At the heart of the Leicestershire countryside, The Yews stands in the picturesque village of Great Glen, as it has done since the 19th century. This attractive pub, with its lushly green and spacious beer garden, is an idyllic spot to enjoy traditional pub food.
An attractive, brick-built 19th century pub in the heart of Leicestershire’s beautiful countryside, The Yews is ideally situated for exploring the impressive scenery and renowned architecture of this region. The little village of Great Glen is a peaceful haven, replete with tree-lined lanes and swathes of picturesque green fields with sheep grazing. The Grade II listed Methodist Church, with its colourwashed brick, and the Great Glen Hall with its welsh-slate roof, give a handsome late-Georgian feel to the village.
Located conveniently close to Leicester Road/A6, the pub is just seven miles from the historic city centre of Leicester, and less than an hour by car from Birmingham, and provides a wonderful spot in which to relax after exploring some of Leicester’s fascinating sights and heritage.
Moving towards Leicester’s impressive city centre, the architecture of Ernest Gimson, whose imaginative buildings, such as the attractive, asymmetrical Inglewood home in the attractive Stoneygate area of Leicester, which retains the 19th century charm of Great Glen. Leicester’s city centre, offers a multitude of cultural riches, including the ruins of 12th century Leicester Abbey and the still operating Grade II* listed Leicester Cathedral, which dates from the same century, in addition to the more modern offerings of splendid theatre The Curve.
Whatever your reason for visiting this scenic corner of Leicestershire, The Yews is a fantastic setting for enjoying delicious traditional pub food and a glass of hoppy cask ale, in an attractive countryside setting.Read more...

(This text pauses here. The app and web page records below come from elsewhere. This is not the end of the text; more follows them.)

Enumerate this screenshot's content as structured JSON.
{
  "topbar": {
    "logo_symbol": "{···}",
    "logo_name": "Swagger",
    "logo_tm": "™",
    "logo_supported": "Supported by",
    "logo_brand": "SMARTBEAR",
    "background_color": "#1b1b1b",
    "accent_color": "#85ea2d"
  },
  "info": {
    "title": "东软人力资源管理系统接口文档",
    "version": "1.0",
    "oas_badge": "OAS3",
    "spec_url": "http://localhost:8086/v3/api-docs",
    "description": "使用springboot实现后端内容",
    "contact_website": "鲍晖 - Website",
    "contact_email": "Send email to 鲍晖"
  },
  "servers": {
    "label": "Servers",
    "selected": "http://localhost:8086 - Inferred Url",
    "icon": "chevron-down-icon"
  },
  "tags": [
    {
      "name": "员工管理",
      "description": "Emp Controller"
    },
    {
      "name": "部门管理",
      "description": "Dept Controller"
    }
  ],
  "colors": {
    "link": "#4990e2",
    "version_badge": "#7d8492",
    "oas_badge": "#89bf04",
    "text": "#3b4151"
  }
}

A handsome, brick-built 19th century pub, The Yews lies at the centre of the beautiful village of Great Glen, whose fascinating history belies its diminutive size. The village developed in 1272, when the Lord of the Manor was given the right to hold a market at Great Glen, as well as a yearly fair on the vigil of St. Cuthbert – this latter fact probably influencing the naming of Great Glen’s present St. Cuthbert’s Church, which contains two carved stones predating the conquest; believed to date from as far back as the 8th century.
Great Glen was of importance during the civil war, when, after the decisive Battle of Naseby in 1645, the royalists were pursued as far as Great Glen, where the chase was checked by royalist horsemen commandeered by the Earl of Lichfield. William Hewitt, then Lord of the Manor of Great Glen, was an active parliamentarian, and the day after the crucial battle at Naseby, the main parliamentary army marched to Great Glen, before their attack on Leicester. As Leicester became a hotbed for the Industrial revolution, small-scale industry became prominent in Great Glen during the 19th century, with most of the population working as framework-knitters.
Leicester is a city with a spellbinding history, spanning over 2,000 years in which it has played a significant part in everything from the Roman conquest of Britain to the age of the ‘Angry Young Men’, influential mid-20th century realist British playwrights. Believed to have originated as a Celtic settlement, Leicester was captured by the Romans in 47AD. A fort was quickly erected in the area, and although the Romans moved on about 80AD, the town remained wealthy and productive. Leicester reached prominence during the medieval period, a time where wealth created buildings like the spectacular Grade I listed timber Leicester Guildhall dating from 1390, and the stunning Leicester Cathedral, still standing majestically in the city’s centre. The civil war took its toll on the town, as the king’s army laid siege to the city in 1645, but Leicester recovered remarkably quickly, and many of its most impressive pre-civil war architecture, like Wyggeston’s Chantry House (owned by a prominent wool merchant) still remain in their original splendour.
Leicester also held importance throughout the industrial revolution, completing a canal on the breathtaking River Soar in 1794, to transport coal and iron, and became a major player in the shirt trade. The last century has seen a real development in the area’s rich culture. The renowned playwright Joe Orton was born in Leicester, and grew up in the region – and his legacy is reflected in the city’s stunning theatre, The Curve, and the attractive open square it lies in, named Orton Square in tribute. The University of Leicester offers fascinating architectural variety, combining dramatic modern glass structures with handsome traditional brick buildings, and the university’s library holds rare manuscripts and correspondence from notable literary figures including Joe Orton, American poet Laura Riding, and Sue Townsend, author of the much loved Adrian Mole novels. Just three miles across this handsome Roman city, the contemporary National Space Centre offers an incredible range of attractions – from the UK’s only Soyuz spaceship (created by the former Soviet Union), to the impressive shows of the Sir Patrick Moore Planetarium.